▶ Exercise data:
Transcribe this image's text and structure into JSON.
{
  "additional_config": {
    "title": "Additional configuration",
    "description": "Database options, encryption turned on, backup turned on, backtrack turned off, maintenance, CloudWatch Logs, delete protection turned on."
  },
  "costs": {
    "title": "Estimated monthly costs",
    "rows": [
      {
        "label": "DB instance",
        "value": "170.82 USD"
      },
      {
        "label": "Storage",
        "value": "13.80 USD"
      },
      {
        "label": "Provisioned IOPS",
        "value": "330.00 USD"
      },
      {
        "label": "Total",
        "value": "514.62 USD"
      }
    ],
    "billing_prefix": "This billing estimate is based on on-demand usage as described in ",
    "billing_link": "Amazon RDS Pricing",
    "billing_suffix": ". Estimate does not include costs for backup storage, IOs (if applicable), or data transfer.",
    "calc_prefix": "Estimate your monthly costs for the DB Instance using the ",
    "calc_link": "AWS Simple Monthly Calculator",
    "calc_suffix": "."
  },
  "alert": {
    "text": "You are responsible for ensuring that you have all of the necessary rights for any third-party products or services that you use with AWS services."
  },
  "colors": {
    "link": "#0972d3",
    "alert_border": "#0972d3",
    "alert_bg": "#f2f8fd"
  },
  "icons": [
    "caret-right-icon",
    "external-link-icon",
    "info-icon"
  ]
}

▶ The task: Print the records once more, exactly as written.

▶ Solution for this task:
Transcribe this image's text and structure into JSON.
{
  "additional_config": {
    "title": "Additional configuration",
    "description": "Database options, encryption turned on, backup turned on, backtrack turned off, maintenance, CloudWatch Logs, delete protection turned on."
  },
  "costs": {
    "title": "Estimated monthly costs",
    "rows": [
      {
        "label": "DB instance",
        "value": "170.82 USD"
      },
      {
        "label": "Storage",
        "value": "13.80 USD"
      },
      {
        "label": "Provisioned IOPS",
        "value": "330.00 USD"
      },
      {
        "label": "Total",
        "value": "514.62 USD"
      }
    ],
    "billing_prefix": "This billing estimate is based on on-demand usage as described in ",
    "billing_link": "Amazon RDS Pricing",
    "billing_suffix": ". Estimate does not include costs for backup storage, IOs (if applicable), or data transfer.",
    "calc_prefix": "Estimate your monthly costs for the DB Instance using the ",
    "calc_link": "AWS Simple Monthly Calculator",
    "calc_suffix": "."
  },
  "alert": {
    "text": "You are responsible for ensuring that you have all of the necessary rights for any third-party products or services that you use with AWS services."
  },
  "colors": {
    "link": "#0972d3",
    "alert_border": "#0972d3",
    "alert_bg": "#f2f8fd"
  },
  "icons": [
    "caret-right-icon",
    "external-link-icon",
    "info-icon"
  ]
}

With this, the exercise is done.